Tag Archives: undraped model

The Nude in Art


A 10-minute line drawing from a few weeks ago

I went back to school at 27, starting in photography and soon finding my place further down the hall, where the art of painting was happening.

It became clear early on — and without much thought by me — that when you study art, you have to learn to draw the undraped body. So I signed up and pretty quickly understood every challenge an artist faces is dealt with in life drawing, also called drawing the undraped model.


A copy of a Rembrandt I did in college

The “undraped” part is important because cloth allows you to lie, to not paint an area you are struggling with. With no draping, you cannot lie. If your measurements are off, perspective is skewed;  if the light’s not right, it’s all very obvious, and this forces you to be better. So I never gave another thought to it. This is what artists do, and it’s helpful. Wow, is it ever helpful.


Another college throwback: this one, a copy of a Michelangelo

As a student of history, the nude in art has always been present, but in studying art history, you quickly learn each time period had its own feelings and unspoken rules about how exactly this subject should be handled. For example, it has almost always been that your model could not be looking directly at you — that’s too forward, the eyes must be averted. What?

Since my education as an artist started, conversations around the nude in art have been uncomfortable for me. I want the conversation to go away because it’s a genre that is critical to the education of a artist. But it doesn’t go away. And so I will continue to talk about it.


A study done last summer

Soon, I will be going back to Italy to study, primarily to paint and draw the undraped model. Why? Because every time I do it, I am reminded how it makes me a better artist. And as an artist, I hope never to arrive, but to always be in a state of learning and growing, to be better than I was the week before. And so, I continue my commitment to working from models, undraped. I hope you will come along with me for this learning experience. As I learn, I teach, and I hope you’ll join me on this adventure starting April 15.

For me, this subject of the nude in art is not about arguing the point; it’s about the experience of learning art. It’s just very matter of fact. Of course, it can be argued that you can learn art without this genre, and that is true, but if you’ve studied from life, you probably won’t find yourself arguing against the practice. You will most likely “get it” (though there are exception to every rule).

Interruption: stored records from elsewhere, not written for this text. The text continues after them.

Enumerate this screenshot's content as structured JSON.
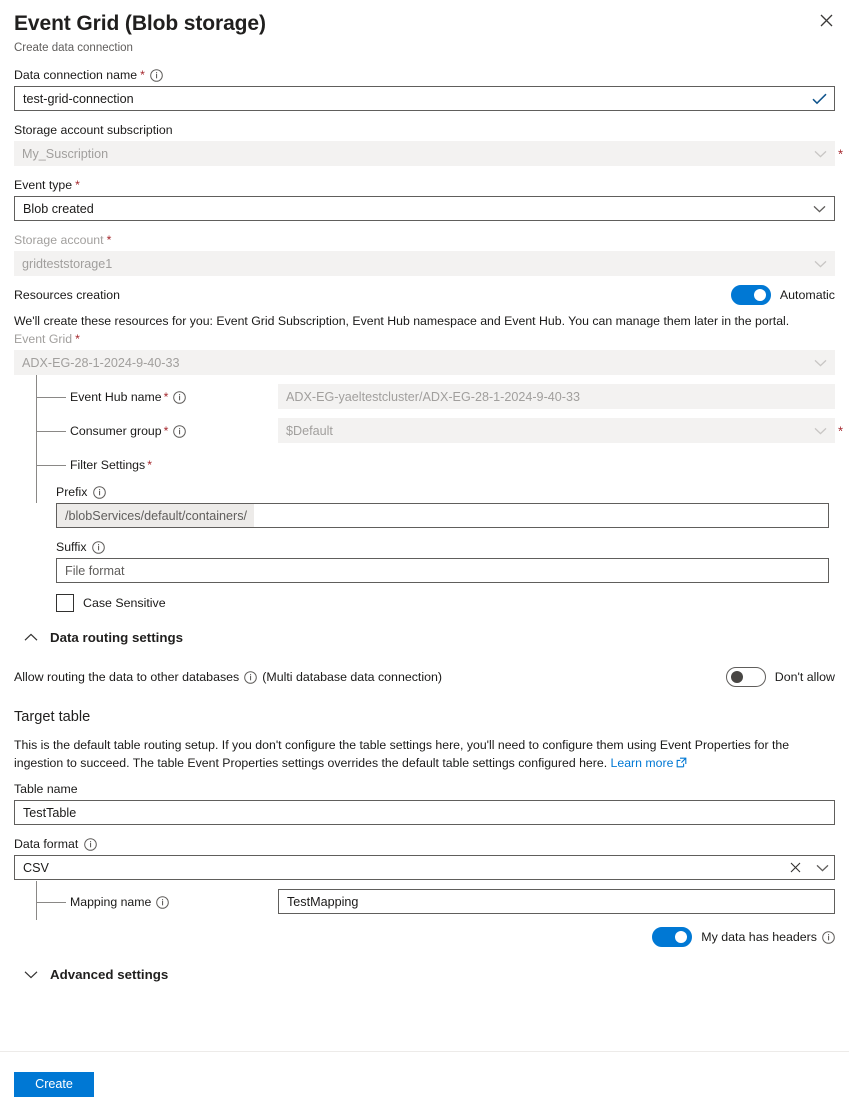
{
  "header": {
    "title": "Event Grid (Blob storage)",
    "subtitle": "Create data connection",
    "close_icon": "close-icon"
  },
  "colors": {
    "accent": "#0078d4",
    "required_asterisk": "#a4262c",
    "link": "#0078d4",
    "disabled_bg": "#f3f2f1",
    "disabled_text": "#a19f9d",
    "border": "#605e5c"
  },
  "form": {
    "data_connection_name": {
      "label": "Data connection name",
      "required": true,
      "info_icon": "info-icon",
      "value": "test-grid-connection",
      "validation_icon": "checkmark-icon"
    },
    "storage_account_subscription": {
      "label": "Storage account subscription",
      "required": false,
      "value": "My_Suscription",
      "disabled": true,
      "external_required_marker": "*",
      "chevron_icon": "chevron-down-icon"
    },
    "event_type": {
      "label": "Event type",
      "required": true,
      "value": "Blob created",
      "disabled": false,
      "chevron_icon": "chevron-down-icon"
    },
    "storage_account": {
      "label": "Storage account",
      "required": true,
      "value": "gridteststorage1",
      "disabled": true,
      "chevron_icon": "chevron-down-icon"
    },
    "resources_creation": {
      "label": "Resources creation",
      "toggle_state": "on",
      "toggle_label": "Automatic",
      "note": "We'll create these resources for you: Event Grid Subscription, Event Hub namespace and Event Hub. You can manage them later in the portal."
    },
    "event_grid": {
      "label": "Event Grid",
      "required": true,
      "value": "ADX-EG-28-1-2024-9-40-33",
      "disabled": true,
      "chevron_icon": "chevron-down-icon"
    },
    "event_hub_name": {
      "label": "Event Hub name",
      "required": true,
      "info_icon": "info-icon",
      "value": "ADX-EG-yaeltestcluster/ADX-EG-28-1-2024-9-40-33",
      "disabled": true
    },
    "consumer_group": {
      "label": "Consumer group",
      "required": true,
      "info_icon": "info-icon",
      "value": "$Default",
      "disabled": true,
      "external_required_marker": "*",
      "chevron_icon": "chevron-down-icon"
    },
    "filter_settings": {
      "label": "Filter Settings",
      "required": true,
      "prefix": {
        "label": "Prefix",
        "info_icon": "info-icon",
        "fixed_prefix": "/blobServices/default/containers/",
        "value": ""
      },
      "suffix": {
        "label": "Suffix",
        "info_icon": "info-icon",
        "placeholder": "File format",
        "value": ""
      },
      "case_sensitive": {
        "label": "Case Sensitive",
        "checked": false
      }
    }
  },
  "data_routing": {
    "section_title": "Data routing settings",
    "chevron_icon": "chevron-up-icon",
    "expanded": true,
    "allow_routing": {
      "label": "Allow routing the data to other databases",
      "info_icon": "info-icon",
      "suffix_text": "(Multi database data connection)",
      "toggle_state": "off",
      "toggle_label": "Don't allow"
    },
    "target_table": {
      "title": "Target table",
      "description_part1": "This is the default table routing setup. If you don't configure the table settings here, you'll need to configure them using Event Properties for the ingestion to succeed. The table Event Properties settings overrides the default table settings configured here. ",
      "learn_more": "Learn more",
      "learn_more_icon": "external-link-icon",
      "table_name": {
        "label": "Table name",
        "value": "TestTable"
      },
      "data_format": {
        "label": "Data format",
        "info_icon": "info-icon",
        "value": "CSV",
        "clear_icon": "close-icon",
        "chevron_icon": "chevron-down-icon"
      },
      "mapping_name": {
        "label": "Mapping name",
        "info_icon": "info-icon",
        "value": "TestMapping"
      },
      "headers_toggle": {
        "toggle_state": "on",
        "label": "My data has headers",
        "info_icon": "info-icon"
      }
    }
  },
  "advanced": {
    "section_title": "Advanced settings",
    "chevron_icon": "chevron-down-icon",
    "expanded": false
  },
  "footer": {
    "create_label": "Create"
  }
}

So what about you? What are your thoughts and feelings about the nude in art? As always, I love your thoughts and feedback. The best conversations can be found on Facebook and Instagram where you I can be found most everyday.

A Time-Honored Tradition

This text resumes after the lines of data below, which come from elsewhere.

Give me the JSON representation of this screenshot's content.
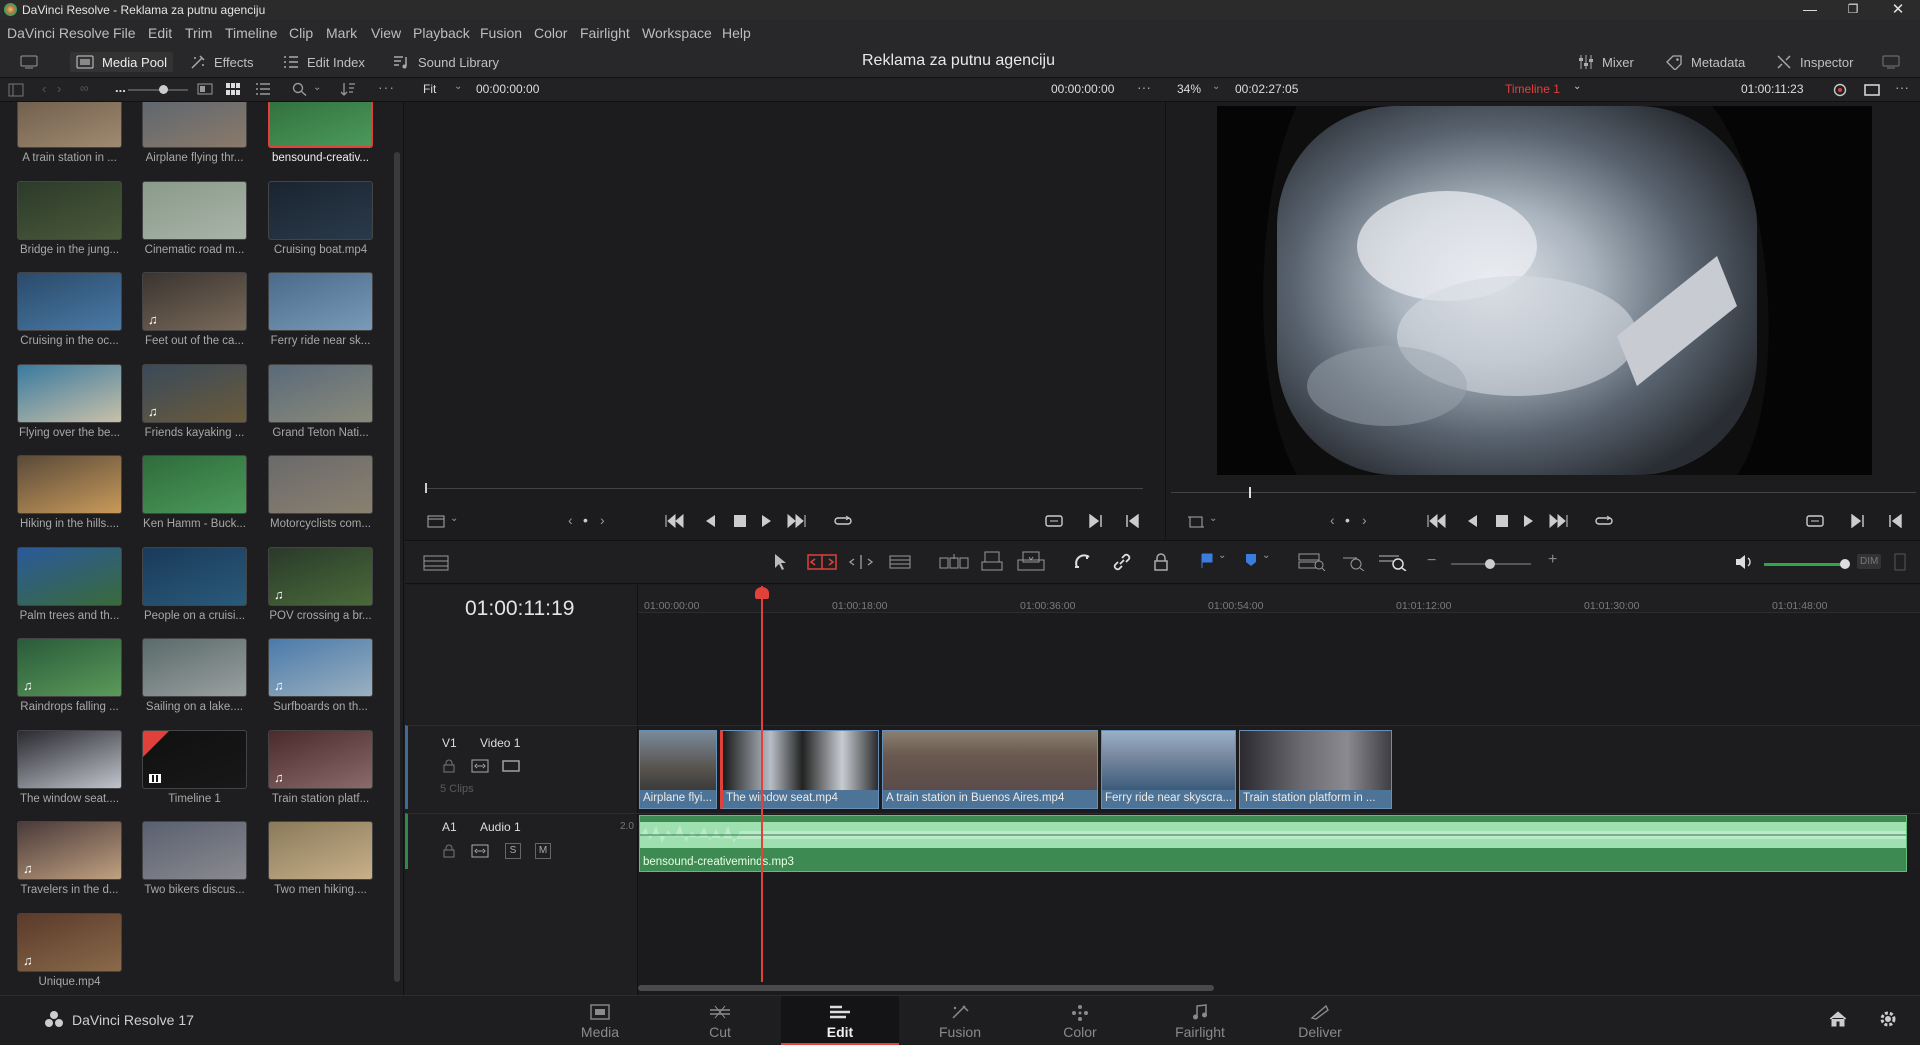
{
  "window": {
    "title": "DaVinci Resolve - Reklama za putnu agenciju"
  },
  "menu": [
    "DaVinci Resolve",
    "File",
    "Edit",
    "Trim",
    "Timeline",
    "Clip",
    "Mark",
    "View",
    "Playback",
    "Fusion",
    "Color",
    "Fairlight",
    "Workspace",
    "Help"
  ],
  "toolbar": {
    "media_pool": "Media Pool",
    "effects": "Effects",
    "edit_index": "Edit Index",
    "sound_library": "Sound Library",
    "project_title": "Reklama za putnu agenciju",
    "mixer": "Mixer",
    "metadata": "Metadata",
    "inspector": "Inspector"
  },
  "subbar": {
    "dots": "...",
    "fit": "Fit",
    "src_tc_left": "00:00:00:00",
    "src_tc_right": "00:00:00:00",
    "zoom": "34%",
    "duration": "00:02:27:05",
    "timeline_name": "Timeline 1",
    "prog_tc": "01:00:11:23"
  },
  "media_pool": [
    {
      "label": "A train station in ...",
      "icon": "",
      "colors": [
        "#6b5a4a",
        "#a08a70"
      ]
    },
    {
      "label": "Airplane flying thr...",
      "icon": "",
      "colors": [
        "#5a6470",
        "#8a7a6a"
      ]
    },
    {
      "label": "bensound-creativ...",
      "icon": "",
      "colors": [
        "#2f6b3c",
        "#4b9a5a"
      ],
      "selected": true
    },
    {
      "label": "Bridge in the jung...",
      "icon": "",
      "colors": [
        "#2c3a2a",
        "#4a5a3a"
      ]
    },
    {
      "label": "Cinematic road m...",
      "icon": "",
      "colors": [
        "#8a9a8a",
        "#a8b4a8"
      ]
    },
    {
      "label": "Cruising boat.mp4",
      "icon": "",
      "colors": [
        "#1a2430",
        "#2a3a4a"
      ]
    },
    {
      "label": "Cruising in the oc...",
      "icon": "",
      "colors": [
        "#2a4a6a",
        "#4a7aa6"
      ]
    },
    {
      "label": "Feet out of the ca...",
      "icon": "music-note",
      "colors": [
        "#3a3430",
        "#7a6a5a"
      ]
    },
    {
      "label": "Ferry ride near sk...",
      "icon": "",
      "colors": [
        "#4a6a8a",
        "#7a9aba"
      ]
    },
    {
      "label": "Flying over the be...",
      "icon": "",
      "colors": [
        "#3a7aa0",
        "#c8c0a8"
      ]
    },
    {
      "label": "Friends kayaking ...",
      "icon": "music-note",
      "colors": [
        "#3a4a5a",
        "#6a5a3a"
      ]
    },
    {
      "label": "Grand Teton Nati...",
      "icon": "",
      "colors": [
        "#5a6a7a",
        "#8a8a7a"
      ]
    },
    {
      "label": "Hiking in the hills....",
      "icon": "",
      "colors": [
        "#5a4a3a",
        "#c89a5a"
      ]
    },
    {
      "label": "Ken Hamm - Buck...",
      "icon": "",
      "colors": [
        "#2f6b3c",
        "#4b9a5a"
      ]
    },
    {
      "label": "Motorcyclists com...",
      "icon": "",
      "colors": [
        "#6a6a6a",
        "#8a8070"
      ]
    },
    {
      "label": "Palm trees and th...",
      "icon": "",
      "colors": [
        "#2a5a9a",
        "#3a6a3a"
      ]
    },
    {
      "label": "People on a cruisi...",
      "icon": "",
      "colors": [
        "#1a3a5a",
        "#2a5a7a"
      ]
    },
    {
      "label": "POV crossing a br...",
      "icon": "music-note",
      "colors": [
        "#2a3a2a",
        "#4a6a3a"
      ]
    },
    {
      "label": "Raindrops falling ...",
      "icon": "music-note",
      "colors": [
        "#2a5a3a",
        "#5a9a5a"
      ]
    },
    {
      "label": "Sailing on a lake....",
      "icon": "",
      "colors": [
        "#5a6a6a",
        "#9aa0a0"
      ]
    },
    {
      "label": "Surfboards on th...",
      "icon": "music-note",
      "colors": [
        "#4a7aaa",
        "#9ab0c0"
      ]
    },
    {
      "label": "The window seat....",
      "icon": "",
      "colors": [
        "#2a2a30",
        "#c0c4cc"
      ]
    },
    {
      "label": "Timeline 1",
      "icon": "timeline-grid",
      "colors": [
        "#101010",
        "#181818"
      ]
    },
    {
      "label": "Train station platf...",
      "icon": "music-note",
      "colors": [
        "#4a2a2a",
        "#8a6a6a"
      ]
    },
    {
      "label": "Travelers in the d...",
      "icon": "music-note",
      "colors": [
        "#4a3a3a",
        "#c0a080"
      ]
    },
    {
      "label": "Two bikers discus...",
      "icon": "",
      "colors": [
        "#5a6070",
        "#8a8a90"
      ]
    },
    {
      "label": "Two men hiking....",
      "icon": "",
      "colors": [
        "#8a7a5a",
        "#c8b08a"
      ]
    },
    {
      "label": "Unique.mp4",
      "icon": "music-note",
      "colors": [
        "#5a3a2a",
        "#8a6a4a"
      ]
    }
  ],
  "timeline": {
    "timecode": "01:00:11:19",
    "ruler": [
      "01:00:00:00",
      "01:00:18:00",
      "01:00:36:00",
      "01:00:54:00",
      "01:01:12:00",
      "01:01:30:00",
      "01:01:48:00"
    ],
    "v1": {
      "id": "V1",
      "name": "Video 1",
      "clip_count": "5 Clips"
    },
    "a1": {
      "id": "A1",
      "name": "Audio 1",
      "level": "2.0",
      "s": "S",
      "m": "M"
    },
    "clips": [
      "Airplane flyi...",
      "The window seat.mp4",
      "A train station in Buenos Aires.mp4",
      "Ferry ride near skyscra...",
      "Train station platform in ..."
    ],
    "audio_clip": "bensound-creativeminds.mp3",
    "dim": "DIM"
  },
  "pages": [
    "Media",
    "Cut",
    "Edit",
    "Fusion",
    "Color",
    "Fairlight",
    "Deliver"
  ],
  "active_page": "Edit",
  "app_name": "DaVinci Resolve 17",
  "colors": {
    "accent_red": "#e0413b",
    "clip_blue": "#4d7397",
    "audio_green": "#3d8b53"
  }
}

The words of my mentor, teacher and friend Bob Burridge continued to resonate in my mind long after they were spoken in my figurative art course today.

“What a luxury you have today, painting from a live model,” he told the class. “This is a time-honored tradition; it goes back to cave paintings.”

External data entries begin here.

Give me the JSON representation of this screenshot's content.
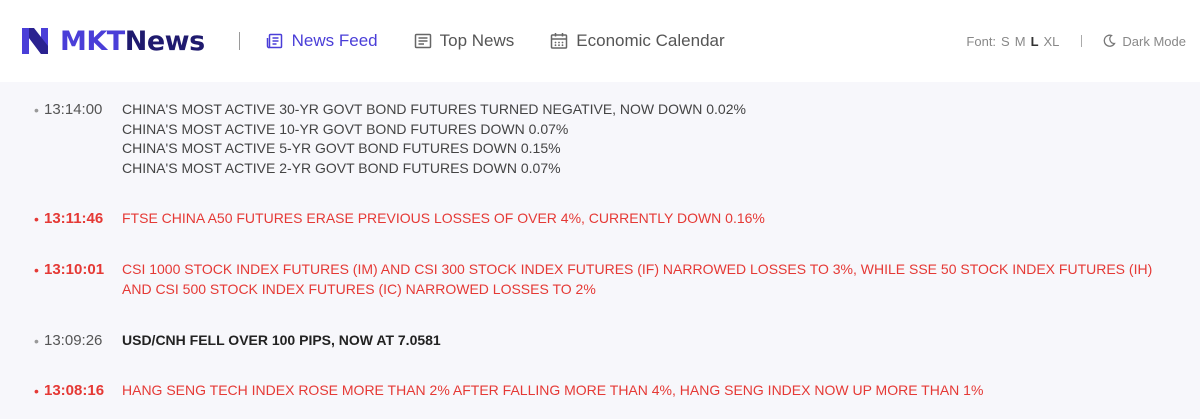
{
  "header": {
    "logo_mkt": "MKT",
    "logo_news": "News",
    "nav": [
      {
        "label": "News Feed",
        "icon": "news-feed-icon",
        "active": true
      },
      {
        "label": "Top News",
        "icon": "top-news-icon",
        "active": false
      },
      {
        "label": "Economic Calendar",
        "icon": "calendar-icon",
        "active": false
      }
    ],
    "font_label": "Font:",
    "font_sizes": [
      "S",
      "M",
      "L",
      "XL"
    ],
    "font_active": "L",
    "dark_mode_label": "Dark Mode"
  },
  "colors": {
    "brand": "#4a3ed8",
    "brand_dark": "#1f1a6e",
    "alert": "#e53935"
  },
  "feed": [
    {
      "time": "13:14:00",
      "style": "normal",
      "lines": [
        "CHINA'S MOST ACTIVE 30-YR GOVT BOND FUTURES TURNED NEGATIVE, NOW DOWN 0.02%",
        "CHINA'S MOST ACTIVE 10-YR GOVT BOND FUTURES DOWN 0.07%",
        "CHINA'S MOST ACTIVE 5-YR GOVT BOND FUTURES DOWN 0.15%",
        "CHINA'S MOST ACTIVE 2-YR GOVT BOND FUTURES DOWN 0.07%"
      ]
    },
    {
      "time": "13:11:46",
      "style": "red",
      "lines": [
        "FTSE CHINA A50 FUTURES ERASE PREVIOUS LOSSES OF OVER 4%, CURRENTLY DOWN 0.16%"
      ]
    },
    {
      "time": "13:10:01",
      "style": "red",
      "lines": [
        "CSI 1000 STOCK INDEX FUTURES (IM) AND CSI 300 STOCK INDEX FUTURES (IF) NARROWED LOSSES TO 3%, WHILE SSE 50 STOCK INDEX FUTURES (IH) AND CSI 500 STOCK INDEX FUTURES (IC) NARROWED LOSSES TO 2%"
      ]
    },
    {
      "time": "13:09:26",
      "style": "bold",
      "lines": [
        "USD/CNH FELL OVER 100 PIPS, NOW AT 7.0581"
      ]
    },
    {
      "time": "13:08:16",
      "style": "red",
      "lines": [
        "HANG SENG TECH INDEX ROSE MORE THAN 2% AFTER FALLING MORE THAN 4%, HANG SENG INDEX NOW UP MORE THAN 1%"
      ]
    }
  ]
}
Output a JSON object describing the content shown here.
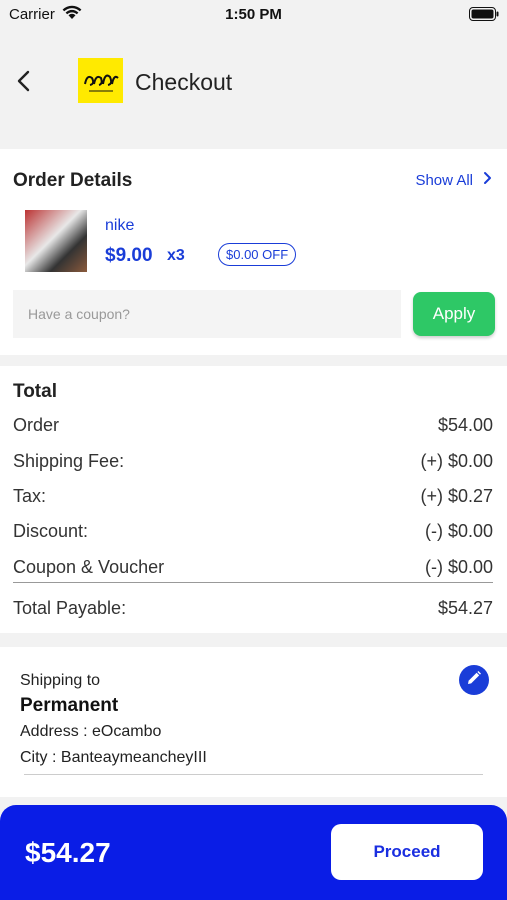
{
  "status_bar": {
    "carrier": "Carrier",
    "time": "1:50 PM"
  },
  "header": {
    "title": "Checkout",
    "logo_icon": "store-logo-icon"
  },
  "order_details": {
    "title": "Order Details",
    "show_all": "Show All",
    "item": {
      "name": "nike",
      "price": "$9.00",
      "quantity": "x3",
      "discount": "$0.00 OFF"
    },
    "coupon_placeholder": "Have a coupon?",
    "apply_label": "Apply"
  },
  "totals": {
    "title": "Total",
    "rows": [
      {
        "label": "Order",
        "value": "$54.00"
      },
      {
        "label": "Shipping Fee:",
        "value": "(+) $0.00"
      },
      {
        "label": "Tax:",
        "value": "(+) $0.27"
      },
      {
        "label": "Discount:",
        "value": "(-) $0.00"
      },
      {
        "label": "Coupon & Voucher",
        "value": "(-) $0.00"
      }
    ],
    "payable_label": "Total Payable:",
    "payable_value": "$54.27"
  },
  "shipping": {
    "label": "Shipping to",
    "name": "Permanent",
    "address": "Address : eOcambo",
    "city": "City : BanteaymeancheyIII"
  },
  "bottom": {
    "total": "$54.27",
    "proceed_label": "Proceed"
  },
  "colors": {
    "primary": "#0a1de6",
    "accent_text": "#1a3dd8",
    "apply": "#2ec866",
    "logo_bg": "#ffea00"
  }
}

ImageHis description got me thinking about what a time-honored tradition it is indeed. Some people collect coins or baseball cards; I collect art books, poring over the works and stories of those who went before me who shared my passion for making art.

Think of your own favorite artists from the past …now Google them. They all work from live models at some point, both drawings and paintings — further proof of the undraped model’s relevance in art’s foundations and evolution.

ImageThis art history buff gets giddy just thinking about visiting the paths of my art heroes. Rembrandt, Picasso, Goya — they are all masters of the figure in art. So today, pondering Bob’s words, I felt a kinship with my teachers from the past and yet an owning of my own tradition, a journey that takes me deeper into my own artistic voice while nodding to the greats of art history.

Here’s the thing about life drawing or painting: It teaches you to see. The human figure is not easy to re-create; you really have to look, find proportions, study the shapes and spaces around the figure or negative shape. It’s a challenge that stretches you as an artist, makes you better by forcing you to look, and then demands that you have seen with each mark you make.

ImageThe figure, a human element in art, is not just exciting to me because of the nod to the past and the exceptional way it teaches you to master your skills. It’s about humanity. Mastering the figure is a way to enter a painting from your own point of view. By this, I mean: We are all human, so it puts the “us” factor in the art. As I continue my week of study, this will be my goal, to honor the life in all of us, the connectedness we have as humans. Here’s to being alive!